● **Work required**
The whole listing should come back exactly as written, except for the pictures.

● **Source data**
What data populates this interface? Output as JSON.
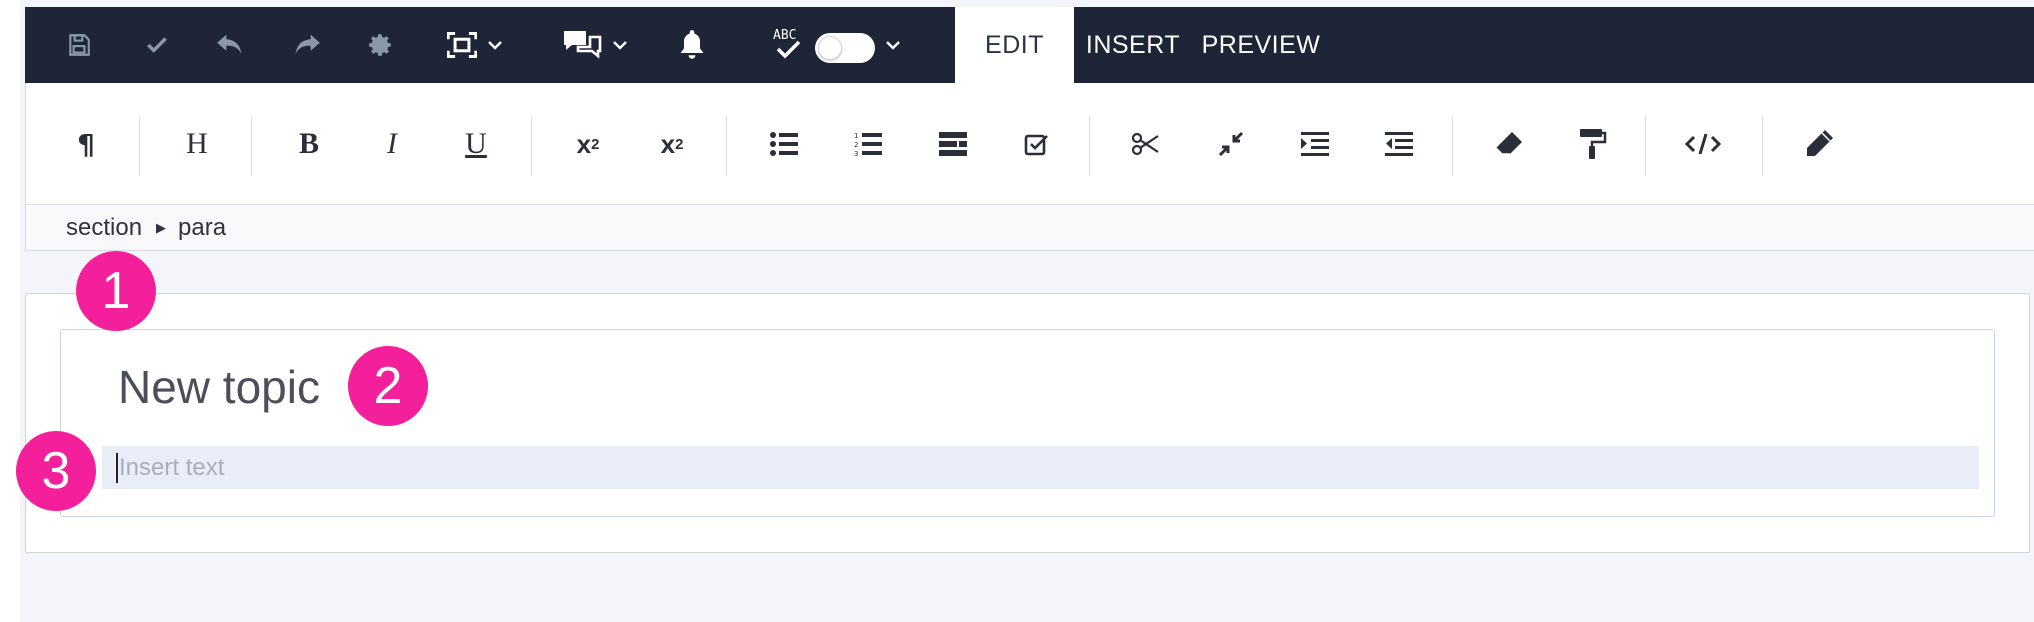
{
  "tabs": [
    {
      "label": "EDIT",
      "active": true
    },
    {
      "label": "INSERT",
      "active": false
    },
    {
      "label": "PREVIEW",
      "active": false
    }
  ],
  "toolbar_icons": [
    "save-icon",
    "check-icon",
    "undo-icon",
    "redo-icon",
    "gear-icon",
    "fullscreen-icon",
    "comments-icon",
    "bell-icon",
    "spellcheck-icon"
  ],
  "spellcheck_toggle": {
    "on": false
  },
  "format_buttons": {
    "paragraph": "¶",
    "heading": "H",
    "bold": "B",
    "italic": "I",
    "underline": "U",
    "superscript_base": "x",
    "superscript_exp": "2",
    "subscript_base": "x",
    "subscript_exp": "2"
  },
  "breadcrumb": [
    "section",
    "para"
  ],
  "document": {
    "title": "New topic",
    "para_placeholder": "Insert text"
  },
  "markers": [
    "1",
    "2",
    "3"
  ],
  "colors": {
    "topbar": "#1e2537",
    "marker": "#f4209b",
    "para_highlight": "#e9edf8"
  }
}
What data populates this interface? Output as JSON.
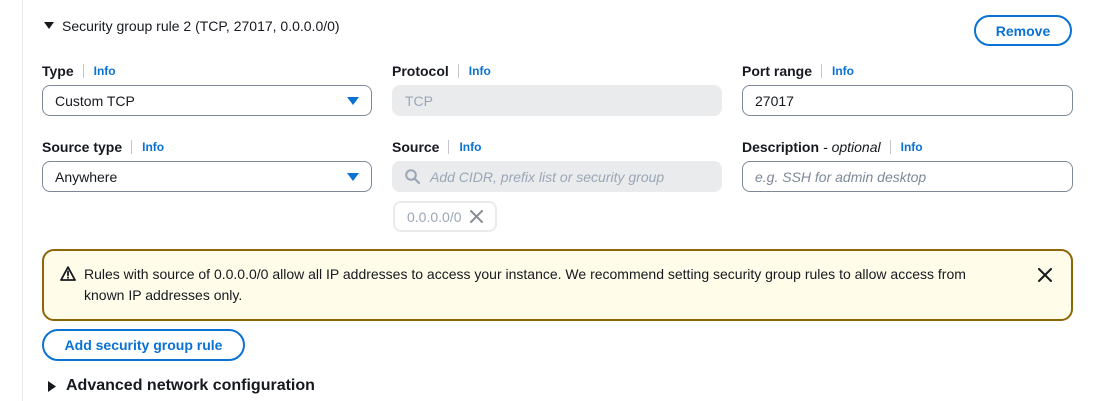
{
  "rule": {
    "header": "Security group rule 2 (TCP, 27017, 0.0.0.0/0)",
    "remove_label": "Remove"
  },
  "fields": {
    "info_label": "Info",
    "type": {
      "label": "Type",
      "value": "Custom TCP"
    },
    "protocol": {
      "label": "Protocol",
      "value": "TCP"
    },
    "port_range": {
      "label": "Port range",
      "value": "27017"
    },
    "source_type": {
      "label": "Source type",
      "value": "Anywhere"
    },
    "source": {
      "label": "Source",
      "placeholder": "Add CIDR, prefix list or security group",
      "token": "0.0.0.0/0"
    },
    "description": {
      "label": "Description",
      "optional": "- optional",
      "placeholder": "e.g. SSH for admin desktop"
    }
  },
  "alert": {
    "text": "Rules with source of 0.0.0.0/0 allow all IP addresses to access your instance. We recommend setting security group rules to allow access from known IP addresses only."
  },
  "add_rule_label": "Add security group rule",
  "advanced_label": "Advanced network configuration",
  "icons": {
    "expand": "caret-down-icon",
    "collapse": "caret-right-icon",
    "select": "dropdown-triangle-icon",
    "search": "search-icon",
    "dismiss": "close-icon",
    "warning": "warning-icon"
  },
  "colors": {
    "accent": "#0972d3",
    "warning_border": "#8d6605",
    "warning_bg": "#fffce9",
    "disabled_bg": "#e9ebed"
  }
}
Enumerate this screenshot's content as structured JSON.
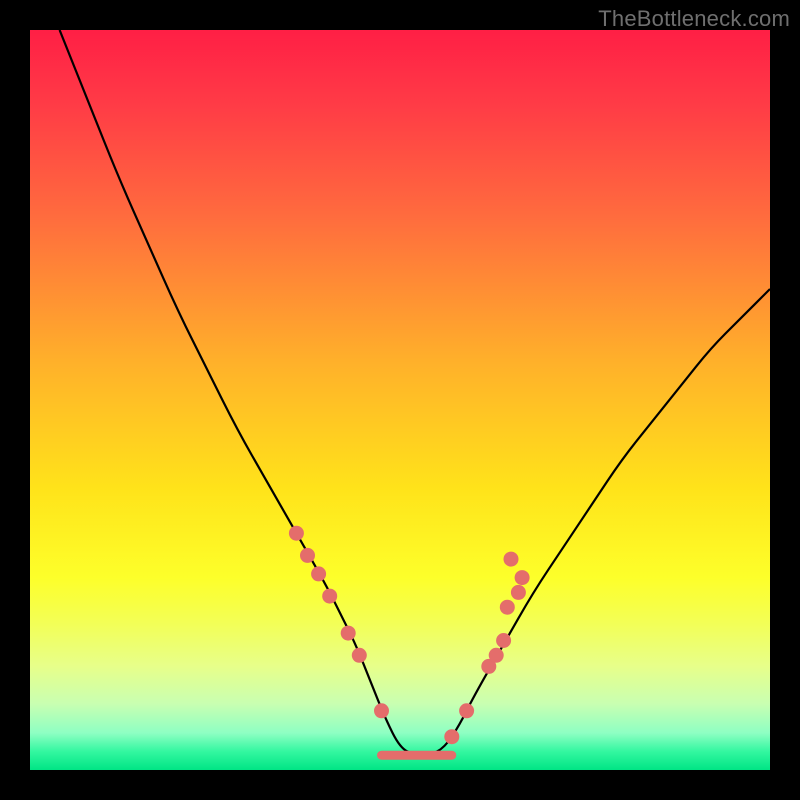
{
  "watermark": "TheBottleneck.com",
  "chart_data": {
    "type": "line",
    "title": "",
    "xlabel": "",
    "ylabel": "",
    "xlim": [
      0,
      100
    ],
    "ylim": [
      0,
      100
    ],
    "curve": {
      "name": "bottleneck-curve",
      "x": [
        4,
        8,
        12,
        16,
        20,
        24,
        28,
        32,
        36,
        40,
        42,
        44,
        46,
        48,
        50,
        52,
        54,
        56,
        58,
        60,
        64,
        68,
        72,
        76,
        80,
        84,
        88,
        92,
        96,
        100
      ],
      "y": [
        100,
        90,
        80,
        71,
        62,
        54,
        46,
        39,
        32,
        25,
        21,
        17,
        12,
        7,
        3,
        2,
        2,
        3,
        6,
        10,
        17,
        24,
        30,
        36,
        42,
        47,
        52,
        57,
        61,
        65
      ]
    },
    "dots": {
      "name": "sample-points",
      "color": "#e46d6b",
      "points": [
        {
          "x": 36.0,
          "y": 32.0
        },
        {
          "x": 37.5,
          "y": 29.0
        },
        {
          "x": 39.0,
          "y": 26.5
        },
        {
          "x": 40.5,
          "y": 23.5
        },
        {
          "x": 43.0,
          "y": 18.5
        },
        {
          "x": 44.5,
          "y": 15.5
        },
        {
          "x": 47.5,
          "y": 8.0
        },
        {
          "x": 57.0,
          "y": 4.5
        },
        {
          "x": 59.0,
          "y": 8.0
        },
        {
          "x": 62.0,
          "y": 14.0
        },
        {
          "x": 63.0,
          "y": 15.5
        },
        {
          "x": 64.0,
          "y": 17.5
        },
        {
          "x": 64.5,
          "y": 22.0
        },
        {
          "x": 66.0,
          "y": 24.0
        },
        {
          "x": 66.5,
          "y": 26.0
        },
        {
          "x": 65.0,
          "y": 28.5
        }
      ]
    },
    "flat_segment": {
      "name": "optimal-range",
      "color": "#e46d6b",
      "x0": 47.5,
      "x1": 57.0,
      "y": 2.0,
      "width": 9
    },
    "gradient_stops": [
      {
        "offset": 0.0,
        "color": "#ff1f45"
      },
      {
        "offset": 0.1,
        "color": "#ff3b46"
      },
      {
        "offset": 0.25,
        "color": "#ff6b3e"
      },
      {
        "offset": 0.45,
        "color": "#ffb12a"
      },
      {
        "offset": 0.62,
        "color": "#ffe31a"
      },
      {
        "offset": 0.74,
        "color": "#fdff2a"
      },
      {
        "offset": 0.8,
        "color": "#f3ff55"
      },
      {
        "offset": 0.86,
        "color": "#e7ff8a"
      },
      {
        "offset": 0.91,
        "color": "#c9ffb1"
      },
      {
        "offset": 0.95,
        "color": "#8effc3"
      },
      {
        "offset": 0.975,
        "color": "#33f7a0"
      },
      {
        "offset": 1.0,
        "color": "#00e585"
      }
    ]
  }
}
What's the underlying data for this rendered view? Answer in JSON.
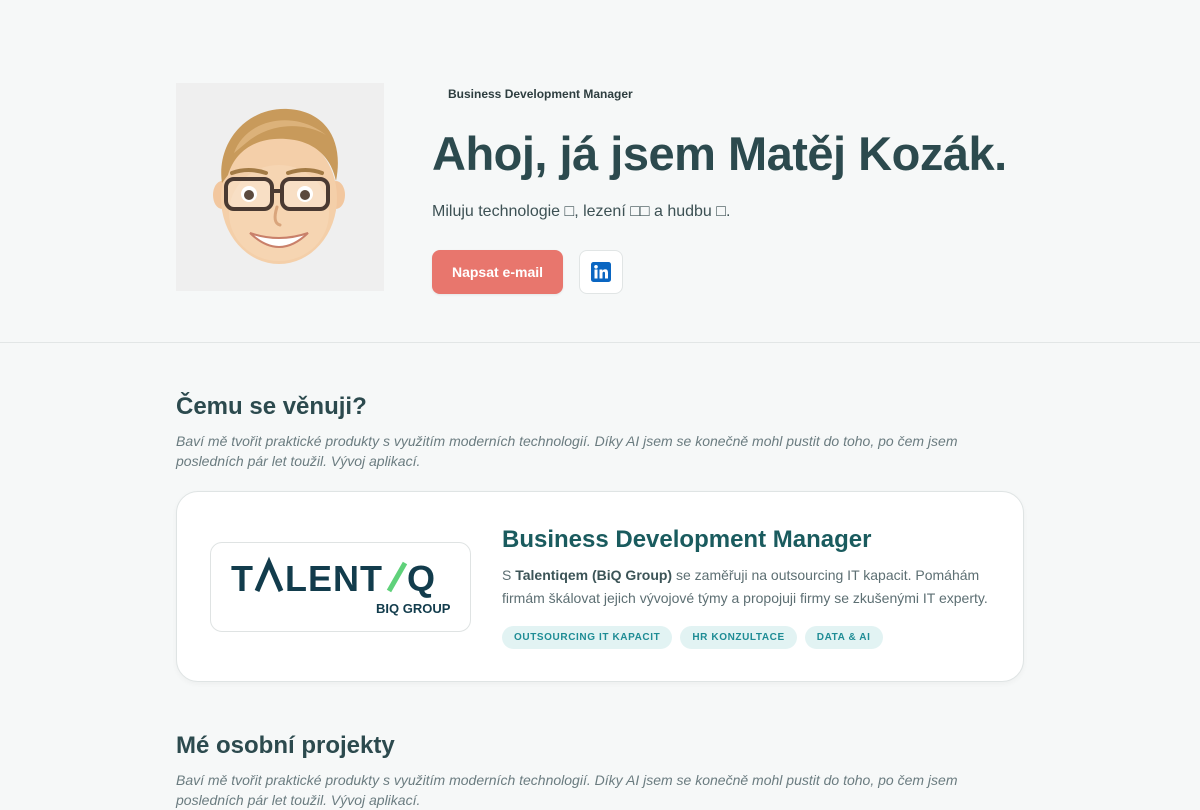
{
  "hero": {
    "tag": "Business Development Manager",
    "title": "Ahoj, já jsem Matěj Kozák.",
    "subtitle": "Miluju technologie □, lezení □□ a hudbu □.",
    "email_button": "Napsat e-mail",
    "linkedin_icon": "linkedin-icon",
    "avatar_icon": "memoji-avatar"
  },
  "focus": {
    "heading": "Čemu se věnuji?",
    "intro": "Baví mě tvořit praktické produkty s využitím moderních technologií. Díky AI jsem se konečně mohl pustit do toho, po čem jsem posledních pár let toužil. Vývoj aplikací.",
    "card": {
      "logo_text": "TALENT/Q",
      "logo_sub": "BIQ GROUP",
      "title": "Business Development Manager",
      "text_prefix": "S ",
      "text_company": "Talentiqem (BiQ Group)",
      "text_suffix": " se zaměřuji na outsourcing IT kapacit. Pomáhám firmám škálovat jejich vývojové týmy a propojuji firmy se zkušenými IT experty.",
      "tags": [
        "OUTSOURCING IT KAPACIT",
        "HR KONZULTACE",
        "DATA & AI"
      ]
    }
  },
  "projects": {
    "heading": "Mé osobní projekty",
    "intro": "Baví mě tvořit praktické produkty s využitím moderních technologií. Díky AI jsem se konečně mohl pustit do toho, po čem jsem posledních pár let toužil. Vývoj aplikací."
  },
  "colors": {
    "accent": "#e8766d",
    "heading": "#2c4a4e",
    "card_title": "#1a5b5e",
    "tag_bg": "#e2f3f3",
    "tag_text": "#1e8c95",
    "linkedin": "#0a66c2"
  }
}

● **Exercise answer**
What data populates this interface? Output as JSON.
{
  "tabs": [
    {
      "label": "EDIT",
      "active": true
    },
    {
      "label": "INSERT",
      "active": false
    },
    {
      "label": "PREVIEW",
      "active": false
    }
  ],
  "toolbar_icons": [
    "save-icon",
    "check-icon",
    "undo-icon",
    "redo-icon",
    "gear-icon",
    "fullscreen-icon",
    "comments-icon",
    "bell-icon",
    "spellcheck-icon"
  ],
  "spellcheck_toggle": {
    "on": false
  },
  "format_buttons": {
    "paragraph": "¶",
    "heading": "H",
    "bold": "B",
    "italic": "I",
    "underline": "U",
    "superscript_base": "x",
    "superscript_exp": "2",
    "subscript_base": "x",
    "subscript_exp": "2"
  },
  "breadcrumb": [
    "section",
    "para"
  ],
  "document": {
    "title": "New topic",
    "para_placeholder": "Insert text"
  },
  "markers": [
    "1",
    "2",
    "3"
  ],
  "colors": {
    "topbar": "#1e2537",
    "marker": "#f4209b",
    "para_highlight": "#e9edf8"
  }
}
What data populates this interface? Output as JSON.
{
  "rule": {
    "header": "Security group rule 2 (TCP, 27017, 0.0.0.0/0)",
    "remove_label": "Remove"
  },
  "fields": {
    "info_label": "Info",
    "type": {
      "label": "Type",
      "value": "Custom TCP"
    },
    "protocol": {
      "label": "Protocol",
      "value": "TCP"
    },
    "port_range": {
      "label": "Port range",
      "value": "27017"
    },
    "source_type": {
      "label": "Source type",
      "value": "Anywhere"
    },
    "source": {
      "label": "Source",
      "placeholder": "Add CIDR, prefix list or security group",
      "token": "0.0.0.0/0"
    },
    "description": {
      "label": "Description",
      "optional": "- optional",
      "placeholder": "e.g. SSH for admin desktop"
    }
  },
  "alert": {
    "text": "Rules with source of 0.0.0.0/0 allow all IP addresses to access your instance. We recommend setting security group rules to allow access from known IP addresses only."
  },
  "add_rule_label": "Add security group rule",
  "advanced_label": "Advanced network configuration",
  "icons": {
    "expand": "caret-down-icon",
    "collapse": "caret-right-icon",
    "select": "dropdown-triangle-icon",
    "search": "search-icon",
    "dismiss": "close-icon",
    "warning": "warning-icon"
  },
  "colors": {
    "accent": "#0972d3",
    "warning_border": "#8d6605",
    "warning_bg": "#fffce9",
    "disabled_bg": "#e9ebed"
  }
}
Enumerate this screenshot's content as structured JSON.
{
  "watermark": "TheBottleneck.com",
  "chart_data": {
    "type": "line",
    "title": "",
    "xlabel": "",
    "ylabel": "",
    "xlim": [
      0,
      100
    ],
    "ylim": [
      0,
      100
    ],
    "curve": {
      "name": "bottleneck-curve",
      "x": [
        4,
        8,
        12,
        16,
        20,
        24,
        28,
        32,
        36,
        40,
        42,
        44,
        46,
        48,
        50,
        52,
        54,
        56,
        58,
        60,
        64,
        68,
        72,
        76,
        80,
        84,
        88,
        92,
        96,
        100
      ],
      "y": [
        100,
        90,
        80,
        71,
        62,
        54,
        46,
        39,
        32,
        25,
        21,
        17,
        12,
        7,
        3,
        2,
        2,
        3,
        6,
        10,
        17,
        24,
        30,
        36,
        42,
        47,
        52,
        57,
        61,
        65
      ]
    },
    "dots": {
      "name": "sample-points",
      "color": "#e46d6b",
      "points": [
        {
          "x": 36.0,
          "y": 32.0
        },
        {
          "x": 37.5,
          "y": 29.0
        },
        {
          "x": 39.0,
          "y": 26.5
        },
        {
          "x": 40.5,
          "y": 23.5
        },
        {
          "x": 43.0,
          "y": 18.5
        },
        {
          "x": 44.5,
          "y": 15.5
        },
        {
          "x": 47.5,
          "y": 8.0
        },
        {
          "x": 57.0,
          "y": 4.5
        },
        {
          "x": 59.0,
          "y": 8.0
        },
        {
          "x": 62.0,
          "y": 14.0
        },
        {
          "x": 63.0,
          "y": 15.5
        },
        {
          "x": 64.0,
          "y": 17.5
        },
        {
          "x": 64.5,
          "y": 22.0
        },
        {
          "x": 66.0,
          "y": 24.0
        },
        {
          "x": 66.5,
          "y": 26.0
        },
        {
          "x": 65.0,
          "y": 28.5
        }
      ]
    },
    "flat_segment": {
      "name": "optimal-range",
      "color": "#e46d6b",
      "x0": 47.5,
      "x1": 57.0,
      "y": 2.0,
      "width": 9
    },
    "gradient_stops": [
      {
        "offset": 0.0,
        "color": "#ff1f45"
      },
      {
        "offset": 0.1,
        "color": "#ff3b46"
      },
      {
        "offset": 0.25,
        "color": "#ff6b3e"
      },
      {
        "offset": 0.45,
        "color": "#ffb12a"
      },
      {
        "offset": 0.62,
        "color": "#ffe31a"
      },
      {
        "offset": 0.74,
        "color": "#fdff2a"
      },
      {
        "offset": 0.8,
        "color": "#f3ff55"
      },
      {
        "offset": 0.86,
        "color": "#e7ff8a"
      },
      {
        "offset": 0.91,
        "color": "#c9ffb1"
      },
      {
        "offset": 0.95,
        "color": "#8effc3"
      },
      {
        "offset": 0.975,
        "color": "#33f7a0"
      },
      {
        "offset": 1.0,
        "color": "#00e585"
      }
    ]
  }
}
What's the underlying data for this rendered view? Answer in JSON.
{
  "hero": {
    "tag": "Business Development Manager",
    "title": "Ahoj, já jsem Matěj Kozák.",
    "subtitle": "Miluju technologie □, lezení □□ a hudbu □.",
    "email_button": "Napsat e-mail",
    "linkedin_icon": "linkedin-icon",
    "avatar_icon": "memoji-avatar"
  },
  "focus": {
    "heading": "Čemu se věnuji?",
    "intro": "Baví mě tvořit praktické produkty s využitím moderních technologií. Díky AI jsem se konečně mohl pustit do toho, po čem jsem posledních pár let toužil. Vývoj aplikací.",
    "card": {
      "logo_text": "TALENT/Q",
      "logo_sub": "BIQ GROUP",
      "title": "Business Development Manager",
      "text_prefix": "S ",
      "text_company": "Talentiqem (BiQ Group)",
      "text_suffix": " se zaměřuji na outsourcing IT kapacit. Pomáhám firmám škálovat jejich vývojové týmy a propojuji firmy se zkušenými IT experty.",
      "tags": [
        "OUTSOURCING IT KAPACIT",
        "HR KONZULTACE",
        "DATA & AI"
      ]
    }
  },
  "projects": {
    "heading": "Mé osobní projekty",
    "intro": "Baví mě tvořit praktické produkty s využitím moderních technologií. Díky AI jsem se konečně mohl pustit do toho, po čem jsem posledních pár let toužil. Vývoj aplikací."
  },
  "colors": {
    "accent": "#e8766d",
    "heading": "#2c4a4e",
    "card_title": "#1a5b5e",
    "tag_bg": "#e2f3f3",
    "tag_text": "#1e8c95",
    "linkedin": "#0a66c2"
  }
}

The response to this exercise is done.